Throw all that bullshit about national pride
and heritage out the window now. Who gives a
shit if we're independent nations? Europe is the
shit! We should be more like them.

Creole is the language of the lower class,


uneducated, powerless, country folk and
persons whose ancestors were slaves and
indentured workers in the Caribbean! It has no
prestige and it is sub-standard and inferior!
(word of advice, I don't think
examiners appreciate this much sarcasm in
answers, so tone it down a little)
Creole cannot be written as there is no
consensus on an official written form
Creole language varies from island to island
Creole is the language of comedy

Arguments For Standard English:


Yup they seriously ask this.
It is internationally recognized and accepted
It is governed by grammar, phonological,
syntactic and morphological rules (forget
everything you just said about Creole being a
language because of these same reasons,
CAPE doesn't give a shit)
It can be written (yeah gyal only
Standard English people and dem does have
hand and know how to use pencil and ting)
It is the main language used in the media, in
schools, in exams etc. The shit's everywhere
O.O
Arguments Against Standard English:
It my not be as recognized or understood in the
Creole speaking community (thank you Anya
Azrael). However they rarely ask this, the
question is usually phrased like... "what is a
benefit of writing in exams in Creole?" to which
you reply something along the lines of "easier
to comprehend for Creole speakers." Basically
the same thing really, just switch sides a bit.
Code switching or adopting a variety of English
spoken by others can be a sign of a lack of
confidence or pride in one's own language. You
usually see this in dialogues in Paper 01/A.

Communicative Behaviors
Yes another important topic. Have fun :)
Communicative behaviour is basically what is
communicated to the listener by the speaker.
Its the impression that they get. The speaker
may be unaware of these impressions but they
say a lot about a person.
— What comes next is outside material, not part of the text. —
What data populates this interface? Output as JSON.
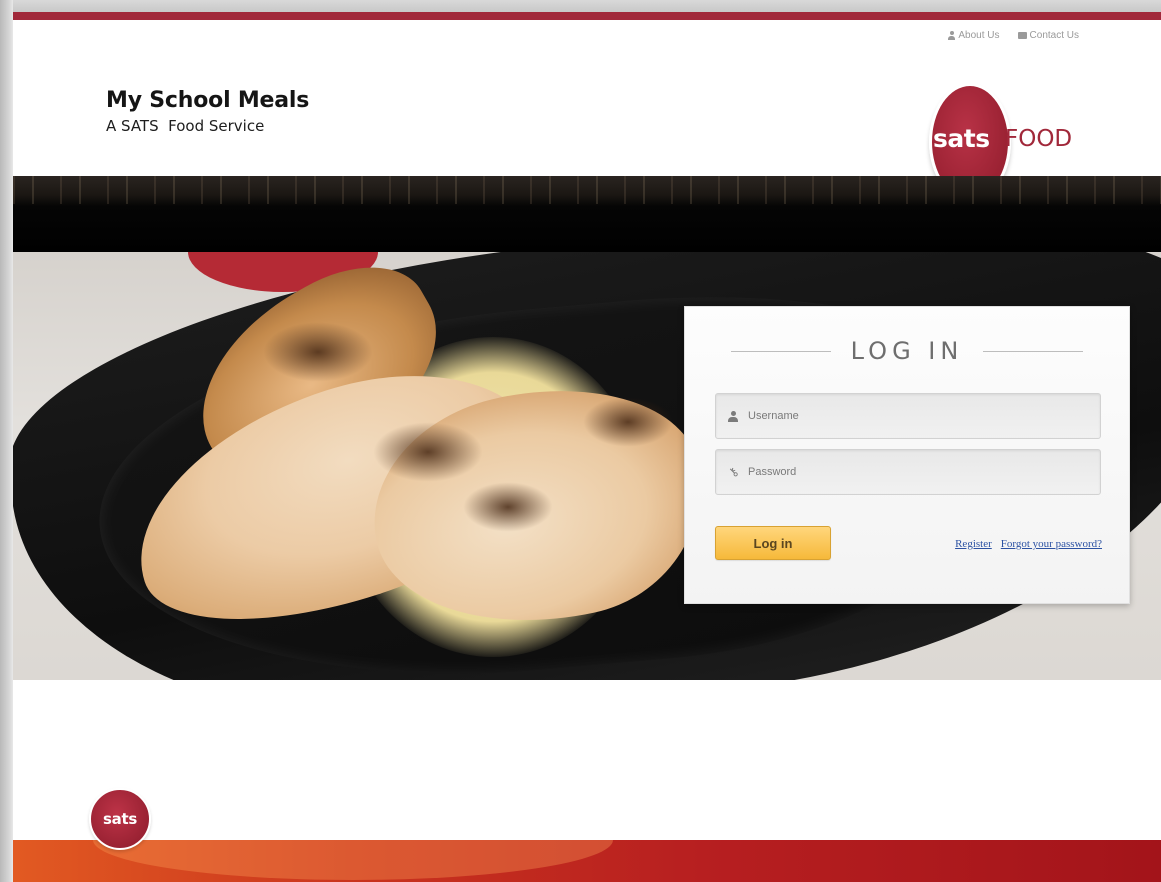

Let me tell you about
them in fancy CAPE words:

Vocalics or paralangue - this refers how how


loud/fast the speaker talks (volume/rate), their
tone and pitch of voice. Basically how they
speak. Example?
Someone who speaks really quickly, with a
high pitch during an interview can be assumed
to be nervous.
Someone who speaks my sarcastic monotone
is conveying that they are bored and probably
annoyed at how stupid you are.
Proxemics - you know, like proximity? That's
basically the speaker's use of space when they
try to deliever a message. What do these
things say about the speaker?

They stand six inches in front of you


They stay in one place when delivering a
speech, gripping on to the podium as though
it's the only thing supporting them.
Artifacts - this refers to the speaker's use of
objects to related a message.
a poltician who is wearing your national flag as
a tie pie vs. one that has a nazi armband
Kinesics or Body language - this refers to the
speakers use of body language, facial
expression, posture and eye contact in speech.
someone who doesn't maintain eye contact
someone who is slouching during a lecture
A speaker that has a scowl on their face during
a speech
Chronemics - The speaker's attitude or use of
time say alot, about them.
someone who shows up an hour late to an
orientation to make a speech
This comes for both paper 01A and 2. Try to
remember the fancy words and come up with
examples instead of saying something like "the
raising of one's eyebrows"